■ **Work order**
The entire listing, reproduced exactly and stripped of images, is the expected output.

■ **The input**

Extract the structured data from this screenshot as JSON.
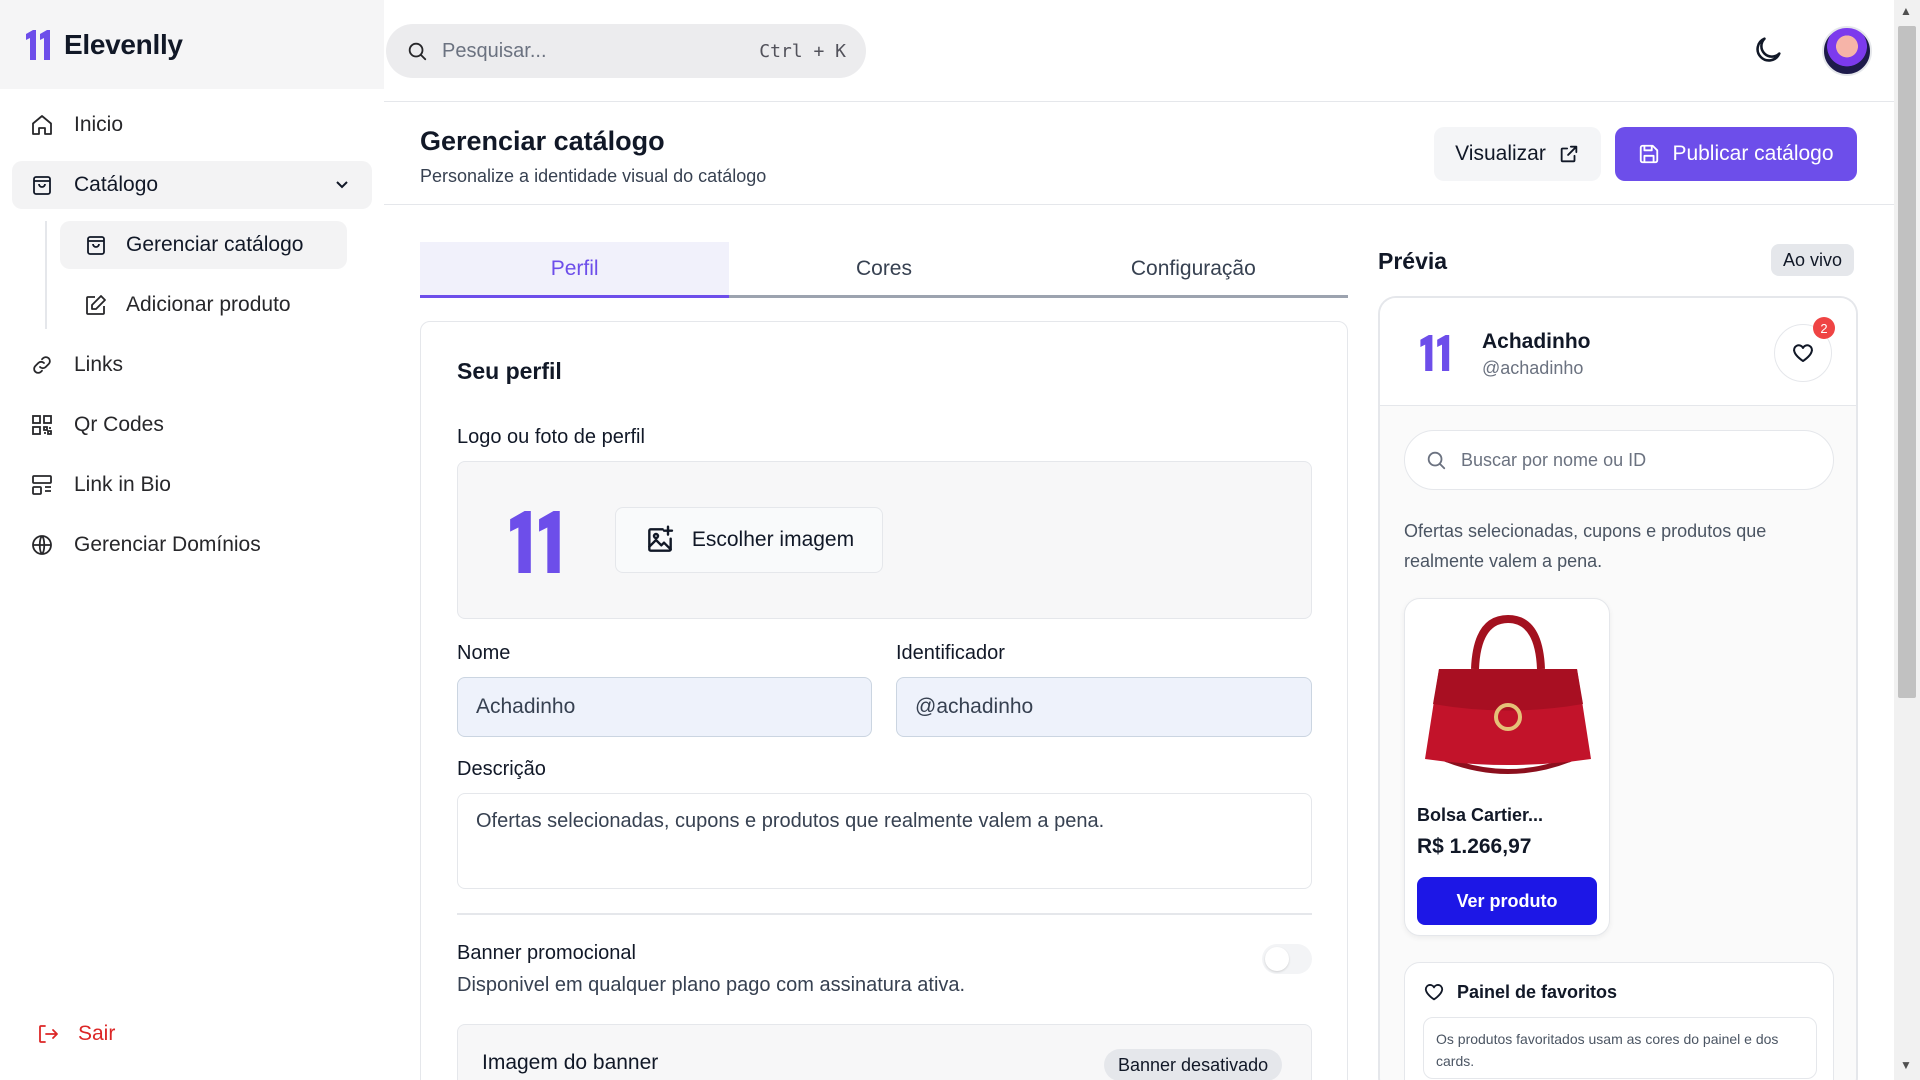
{
  "brand": {
    "name": "Elevenlly",
    "accent": "#6d4eea"
  },
  "sidebar": {
    "items": [
      {
        "label": "Inicio",
        "icon": "home-icon"
      },
      {
        "label": "Catálogo",
        "icon": "bag-icon"
      },
      {
        "label": "Links",
        "icon": "link-icon"
      },
      {
        "label": "Qr Codes",
        "icon": "qr-icon"
      },
      {
        "label": "Link in Bio",
        "icon": "layout-icon"
      },
      {
        "label": "Gerenciar Domínios",
        "icon": "globe-icon"
      }
    ],
    "subitems": [
      {
        "label": "Gerenciar catálogo",
        "icon": "bag-icon"
      },
      {
        "label": "Adicionar produto",
        "icon": "edit-icon"
      }
    ],
    "logout": "Sair"
  },
  "topbar": {
    "search_placeholder": "Pesquisar...",
    "shortcut": "Ctrl + K"
  },
  "header": {
    "title": "Gerenciar catálogo",
    "subtitle": "Personalize a identidade visual do catálogo",
    "view_label": "Visualizar",
    "publish_label": "Publicar catálogo"
  },
  "tabs": [
    "Perfil",
    "Cores",
    "Configuração"
  ],
  "profile": {
    "title": "Seu perfil",
    "logo_label": "Logo ou foto de perfil",
    "choose_image": "Escolher imagem",
    "name_label": "Nome",
    "name_value": "Achadinho",
    "id_label": "Identificador",
    "id_value": "@achadinho",
    "desc_label": "Descrição",
    "desc_value": "Ofertas selecionadas, cupons e produtos que realmente valem a pena.",
    "banner_title": "Banner promocional",
    "banner_sub": "Disponivel em qualquer plano pago com assinatura ativa.",
    "banner_enabled": false,
    "banner_image_label": "Imagem do banner",
    "banner_badge": "Banner desativado"
  },
  "preview": {
    "title": "Prévia",
    "live": "Ao vivo",
    "name": "Achadinho",
    "handle": "@achadinho",
    "fav_count": "2",
    "search_placeholder": "Buscar por nome ou ID",
    "description": "Ofertas selecionadas, cupons e produtos que realmente valem a pena.",
    "product": {
      "name": "Bolsa Cartier...",
      "price": "R$ 1.266,97",
      "button": "Ver produto"
    },
    "fav_panel_title": "Painel de favoritos",
    "fav_panel_note": "Os produtos favoritados usam as cores do painel e dos cards."
  }
}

■ **Final answer**
Extract the structured data from this screenshot as JSON.
{
  "brand": {
    "name": "Elevenlly",
    "accent": "#6d4eea"
  },
  "sidebar": {
    "items": [
      {
        "label": "Inicio",
        "icon": "home-icon"
      },
      {
        "label": "Catálogo",
        "icon": "bag-icon"
      },
      {
        "label": "Links",
        "icon": "link-icon"
      },
      {
        "label": "Qr Codes",
        "icon": "qr-icon"
      },
      {
        "label": "Link in Bio",
        "icon": "layout-icon"
      },
      {
        "label": "Gerenciar Domínios",
        "icon": "globe-icon"
      }
    ],
    "subitems": [
      {
        "label": "Gerenciar catálogo",
        "icon": "bag-icon"
      },
      {
        "label": "Adicionar produto",
        "icon": "edit-icon"
      }
    ],
    "logout": "Sair"
  },
  "topbar": {
    "search_placeholder": "Pesquisar...",
    "shortcut": "Ctrl + K"
  },
  "header": {
    "title": "Gerenciar catálogo",
    "subtitle": "Personalize a identidade visual do catálogo",
    "view_label": "Visualizar",
    "publish_label": "Publicar catálogo"
  },
  "tabs": [
    "Perfil",
    "Cores",
    "Configuração"
  ],
  "profile": {
    "title": "Seu perfil",
    "logo_label": "Logo ou foto de perfil",
    "choose_image": "Escolher imagem",
    "name_label": "Nome",
    "name_value": "Achadinho",
    "id_label": "Identificador",
    "id_value": "@achadinho",
    "desc_label": "Descrição",
    "desc_value": "Ofertas selecionadas, cupons e produtos que realmente valem a pena.",
    "banner_title": "Banner promocional",
    "banner_sub": "Disponivel em qualquer plano pago com assinatura ativa.",
    "banner_enabled": false,
    "banner_image_label": "Imagem do banner",
    "banner_badge": "Banner desativado"
  },
  "preview": {
    "title": "Prévia",
    "live": "Ao vivo",
    "name": "Achadinho",
    "handle": "@achadinho",
    "fav_count": "2",
    "search_placeholder": "Buscar por nome ou ID",
    "description": "Ofertas selecionadas, cupons e produtos que realmente valem a pena.",
    "product": {
      "name": "Bolsa Cartier...",
      "price": "R$ 1.266,97",
      "button": "Ver produto"
    },
    "fav_panel_title": "Painel de favoritos",
    "fav_panel_note": "Os produtos favoritados usam as cores do painel e dos cards."
  }
}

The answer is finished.